[App and web page records]
_ _ _

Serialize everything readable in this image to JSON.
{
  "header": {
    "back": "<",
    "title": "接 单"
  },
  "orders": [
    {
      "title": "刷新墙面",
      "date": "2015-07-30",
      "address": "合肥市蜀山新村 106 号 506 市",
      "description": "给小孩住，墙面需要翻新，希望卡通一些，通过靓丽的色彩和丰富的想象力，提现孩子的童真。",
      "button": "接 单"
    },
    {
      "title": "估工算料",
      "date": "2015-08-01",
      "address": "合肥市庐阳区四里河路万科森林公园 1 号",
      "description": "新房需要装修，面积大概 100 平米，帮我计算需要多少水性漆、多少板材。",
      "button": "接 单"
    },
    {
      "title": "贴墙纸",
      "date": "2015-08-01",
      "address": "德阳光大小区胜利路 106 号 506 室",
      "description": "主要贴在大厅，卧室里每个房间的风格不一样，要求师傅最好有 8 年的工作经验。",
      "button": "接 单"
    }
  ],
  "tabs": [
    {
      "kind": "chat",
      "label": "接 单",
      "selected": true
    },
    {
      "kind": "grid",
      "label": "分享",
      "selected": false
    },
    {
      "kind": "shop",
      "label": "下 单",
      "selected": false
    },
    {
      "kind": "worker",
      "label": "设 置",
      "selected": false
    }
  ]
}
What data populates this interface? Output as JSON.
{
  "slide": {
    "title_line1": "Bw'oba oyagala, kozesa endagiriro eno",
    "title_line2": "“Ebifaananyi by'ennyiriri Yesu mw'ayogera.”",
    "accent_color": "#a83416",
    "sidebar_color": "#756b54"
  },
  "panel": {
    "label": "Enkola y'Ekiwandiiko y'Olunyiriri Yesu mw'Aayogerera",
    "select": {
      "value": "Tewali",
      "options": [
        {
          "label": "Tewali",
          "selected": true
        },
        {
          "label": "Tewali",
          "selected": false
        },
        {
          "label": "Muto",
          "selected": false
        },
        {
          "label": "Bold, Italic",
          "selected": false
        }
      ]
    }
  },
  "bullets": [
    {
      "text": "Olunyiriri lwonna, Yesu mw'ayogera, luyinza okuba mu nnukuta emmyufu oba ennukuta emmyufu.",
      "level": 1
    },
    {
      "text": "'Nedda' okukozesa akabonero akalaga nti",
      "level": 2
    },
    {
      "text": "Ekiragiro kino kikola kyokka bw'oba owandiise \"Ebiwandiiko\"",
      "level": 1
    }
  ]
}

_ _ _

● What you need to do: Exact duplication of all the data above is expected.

● Reply:
Serialize everything readable in this image to JSON.
{
  "header": {
    "back": "<",
    "title": "接 单"
  },
  "orders": [
    {
      "title": "刷新墙面",
      "date": "2015-07-30",
      "address": "合肥市蜀山新村 106 号 506 市",
      "description": "给小孩住，墙面需要翻新，希望卡通一些，通过靓丽的色彩和丰富的想象力，提现孩子的童真。",
      "button": "接 单"
    },
    {
      "title": "估工算料",
      "date": "2015-08-01",
      "address": "合肥市庐阳区四里河路万科森林公园 1 号",
      "description": "新房需要装修，面积大概 100 平米，帮我计算需要多少水性漆、多少板材。",
      "button": "接 单"
    },
    {
      "title": "贴墙纸",
      "date": "2015-08-01",
      "address": "德阳光大小区胜利路 106 号 506 室",
      "description": "主要贴在大厅，卧室里每个房间的风格不一样，要求师傅最好有 8 年的工作经验。",
      "button": "接 单"
    }
  ],
  "tabs": [
    {
      "kind": "chat",
      "label": "接 单",
      "selected": true
    },
    {
      "kind": "grid",
      "label": "分享",
      "selected": false
    },
    {
      "kind": "shop",
      "label": "下 单",
      "selected": false
    },
    {
      "kind": "worker",
      "label": "设 置",
      "selected": false
    }
  ]
}
What data populates this interface? Output as JSON.
{
  "slide": {
    "title_line1": "Bw'oba oyagala, kozesa endagiriro eno",
    "title_line2": "“Ebifaananyi by'ennyiriri Yesu mw'ayogera.”",
    "accent_color": "#a83416",
    "sidebar_color": "#756b54"
  },
  "panel": {
    "label": "Enkola y'Ekiwandiiko y'Olunyiriri Yesu mw'Aayogerera",
    "select": {
      "value": "Tewali",
      "options": [
        {
          "label": "Tewali",
          "selected": true
        },
        {
          "label": "Tewali",
          "selected": false
        },
        {
          "label": "Muto",
          "selected": false
        },
        {
          "label": "Bold, Italic",
          "selected": false
        }
      ]
    }
  },
  "bullets": [
    {
      "text": "Olunyiriri lwonna, Yesu mw'ayogera, luyinza okuba mu nnukuta emmyufu oba ennukuta emmyufu.",
      "level": 1
    },
    {
      "text": "'Nedda' okukozesa akabonero akalaga nti",
      "level": 2
    },
    {
      "text": "Ekiragiro kino kikola kyokka bw'oba owandiise \"Ebiwandiiko\"",
      "level": 1
    }
  ]
}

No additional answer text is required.